Veteran Al Jazeera journalist Shireen Abu Akleh has been shot and killed by Israeli forces in the occupied West Bank, the Qatar-based news channel and Palestinian Health Ministry said.
Despite wearing a press vest, the 51-year-old Palestinian journalist was shot in the head as she was covering an Israeli attack on the Jenin refugee camp.
In a statement, Al Jazeera called Abu Akleh’s death a “heinous crime, through which it is intended to prevent the media from fulfilling its message" and urged the international community to hold Israel responsible.
“In a blatant murder, violating international laws and norms, the Israeli occupation forces assassinated in cold blood Al Jazeera’s correspondent in Palestine,” it said.
Another Palestinian journalist, Ali al-Samoudi, was also wounded in the attack.
"We were going to film the Israeli army operation and suddenly they shot us without asking us to leave or stop filming," he told Al Jazeera. "The first bullet hit me and the second bullet hit Shireen."
"Crime of execution"
Al-Samoudi and other journalists said there were no Palestinian fighters present when the journalists were shot.
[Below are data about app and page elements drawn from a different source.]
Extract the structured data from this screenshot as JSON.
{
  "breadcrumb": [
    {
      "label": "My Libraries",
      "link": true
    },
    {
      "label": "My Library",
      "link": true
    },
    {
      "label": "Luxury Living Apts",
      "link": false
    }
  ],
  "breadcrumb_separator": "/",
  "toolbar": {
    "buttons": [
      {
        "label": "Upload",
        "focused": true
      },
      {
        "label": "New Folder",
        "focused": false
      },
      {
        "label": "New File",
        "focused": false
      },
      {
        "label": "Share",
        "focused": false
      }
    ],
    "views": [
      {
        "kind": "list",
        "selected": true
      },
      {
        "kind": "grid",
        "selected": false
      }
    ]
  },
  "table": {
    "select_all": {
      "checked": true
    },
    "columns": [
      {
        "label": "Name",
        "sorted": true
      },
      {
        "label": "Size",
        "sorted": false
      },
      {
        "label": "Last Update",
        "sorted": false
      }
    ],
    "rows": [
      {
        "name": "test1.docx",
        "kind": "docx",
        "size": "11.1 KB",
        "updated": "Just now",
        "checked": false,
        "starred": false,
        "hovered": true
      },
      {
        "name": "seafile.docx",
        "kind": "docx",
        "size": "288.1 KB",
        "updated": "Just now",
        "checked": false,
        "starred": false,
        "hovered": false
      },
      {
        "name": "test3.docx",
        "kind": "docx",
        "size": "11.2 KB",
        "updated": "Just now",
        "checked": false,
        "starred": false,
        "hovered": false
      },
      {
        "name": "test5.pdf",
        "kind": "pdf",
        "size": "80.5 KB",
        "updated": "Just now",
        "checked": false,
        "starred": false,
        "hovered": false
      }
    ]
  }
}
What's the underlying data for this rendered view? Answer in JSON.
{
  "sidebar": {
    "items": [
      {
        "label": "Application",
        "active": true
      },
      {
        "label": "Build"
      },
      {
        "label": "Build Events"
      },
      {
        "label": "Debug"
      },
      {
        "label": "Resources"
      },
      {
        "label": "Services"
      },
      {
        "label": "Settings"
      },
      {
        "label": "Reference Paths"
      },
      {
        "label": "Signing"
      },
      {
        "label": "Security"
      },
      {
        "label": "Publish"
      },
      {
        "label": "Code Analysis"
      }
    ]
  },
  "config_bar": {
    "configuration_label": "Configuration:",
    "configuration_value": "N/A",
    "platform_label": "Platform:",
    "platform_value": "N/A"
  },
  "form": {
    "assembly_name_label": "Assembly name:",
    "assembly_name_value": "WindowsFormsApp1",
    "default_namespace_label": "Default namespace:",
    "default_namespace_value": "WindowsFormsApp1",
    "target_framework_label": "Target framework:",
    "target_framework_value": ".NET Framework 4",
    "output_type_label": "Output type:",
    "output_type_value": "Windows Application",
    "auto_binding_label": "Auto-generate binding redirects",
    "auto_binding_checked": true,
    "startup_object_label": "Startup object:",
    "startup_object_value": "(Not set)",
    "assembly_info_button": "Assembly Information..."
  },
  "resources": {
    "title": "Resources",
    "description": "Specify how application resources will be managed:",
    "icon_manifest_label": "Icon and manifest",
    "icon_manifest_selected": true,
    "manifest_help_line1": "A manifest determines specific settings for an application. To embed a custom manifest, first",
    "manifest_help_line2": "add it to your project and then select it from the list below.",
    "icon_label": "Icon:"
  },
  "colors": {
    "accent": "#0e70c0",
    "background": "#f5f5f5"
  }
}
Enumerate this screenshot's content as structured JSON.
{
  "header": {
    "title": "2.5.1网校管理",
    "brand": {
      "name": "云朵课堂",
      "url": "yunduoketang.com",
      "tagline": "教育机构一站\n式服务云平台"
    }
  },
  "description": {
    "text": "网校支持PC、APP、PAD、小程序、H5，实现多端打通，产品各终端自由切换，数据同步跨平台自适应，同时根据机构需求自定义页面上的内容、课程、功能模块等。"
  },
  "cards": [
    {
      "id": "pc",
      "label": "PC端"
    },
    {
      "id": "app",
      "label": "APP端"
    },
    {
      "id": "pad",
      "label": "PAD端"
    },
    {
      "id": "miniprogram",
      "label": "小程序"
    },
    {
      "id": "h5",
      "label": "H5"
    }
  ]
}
“We were all wearing vests and helmets,” said Shatha Hanaysha, a reporter who was travelling with Abu Akleh. “We were four journalists in an exposed area. There were no confrontations or shots being fired by Palestinian fighters.”
The Palestinian Authority denounced Abu Akleh’s killing as a “crime of execution”.
“The presidency holds the Israeli government fully responsible for this heinous crime,” it said in a statement.
An Israeli military statement confirmed it conducted an operation in Jenin refugee camp but said it did not target journalists. The military quickly backtracked on its earlier apparent misleading claims of who may have been responsible, which went against actual eyewitness accounts, and said it will investigate the incident.
Giles Trendle, Al Jazeera’s managing director, said that “Killing journalists… is a war crime” and reminded how Al Jazeera and other media organisations had their building bombed a year ago.
Qatar’s deputy foreign minister Lolwah Alkhater condemned the killing and called for the "state-sponsored Israeli terrorism" to stop. Al Jazzera is based in Qatar.
Tom Nides, the US ambassador to Israel, confirmed Abu Akleh was a US citizen and called for a thorough investigation.
Meanwhile, the International Federation of Journalists said it was another example of "journalists, wearing press vests, clearly identified were targeted by Israeli snipers." They said they will submit the case to the International Criminal Court.
Tributes pour in
The veteran journalist, who was a Christian, was born in Jerusalem in 1971. After graduating from journalism school, she returned to Palestine to work for several media outlets, joining Al Jazeera in 1997.
Thousands of people gathered to pay respects as her body arrived in the occupied West Bank city of Ramallah. And tributes have poured in since her death was announced.
Violence has surged in the West Bank in recent weeks as Israeli forces stepped up their assault on the Jenin refugee camp, which has left at least 26 Palestinians dead.
Attacks on al-Aqsa mosque over the last month has further heightened tensions, while in occupied East Jerusalem Palestinians continue to see their homes be razed by the Israeli military.